What you return must match the records word for word, except that pictures are dropped.

Collection entries:
+ + + +
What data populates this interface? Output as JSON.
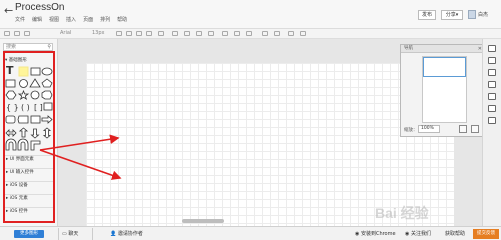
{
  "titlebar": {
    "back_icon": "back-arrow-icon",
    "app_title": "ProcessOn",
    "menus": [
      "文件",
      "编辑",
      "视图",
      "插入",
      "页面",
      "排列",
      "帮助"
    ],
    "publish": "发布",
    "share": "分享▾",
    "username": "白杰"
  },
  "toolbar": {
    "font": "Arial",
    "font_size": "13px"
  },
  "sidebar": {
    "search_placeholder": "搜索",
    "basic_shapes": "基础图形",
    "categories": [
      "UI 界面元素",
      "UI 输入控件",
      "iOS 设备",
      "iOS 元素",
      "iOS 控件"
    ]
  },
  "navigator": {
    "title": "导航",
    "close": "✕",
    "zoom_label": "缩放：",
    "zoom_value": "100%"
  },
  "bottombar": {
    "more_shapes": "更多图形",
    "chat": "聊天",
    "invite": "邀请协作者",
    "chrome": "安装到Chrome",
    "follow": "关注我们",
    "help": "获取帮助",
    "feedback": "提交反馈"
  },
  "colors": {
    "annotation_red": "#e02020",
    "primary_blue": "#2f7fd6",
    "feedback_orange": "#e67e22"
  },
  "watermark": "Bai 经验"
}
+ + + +
[EXERCISE ANSWER]
What data populates this interface? Output as JSON.
{
  "titlebar": {
    "back_icon": "back-arrow-icon",
    "app_title": "ProcessOn",
    "menus": [
      "文件",
      "编辑",
      "视图",
      "插入",
      "页面",
      "排列",
      "帮助"
    ],
    "publish": "发布",
    "share": "分享▾",
    "username": "白杰"
  },
  "toolbar": {
    "font": "Arial",
    "font_size": "13px"
  },
  "sidebar": {
    "search_placeholder": "搜索",
    "basic_shapes": "基础图形",
    "categories": [
      "UI 界面元素",
      "UI 输入控件",
      "iOS 设备",
      "iOS 元素",
      "iOS 控件"
    ]
  },
  "navigator": {
    "title": "导航",
    "close": "✕",
    "zoom_label": "缩放：",
    "zoom_value": "100%"
  },
  "bottombar": {
    "more_shapes": "更多图形",
    "chat": "聊天",
    "invite": "邀请协作者",
    "chrome": "安装到Chrome",
    "follow": "关注我们",
    "help": "获取帮助",
    "feedback": "提交反馈"
  },
  "colors": {
    "annotation_red": "#e02020",
    "primary_blue": "#2f7fd6",
    "feedback_orange": "#e67e22"
  },
  "watermark": "Bai 经验"
}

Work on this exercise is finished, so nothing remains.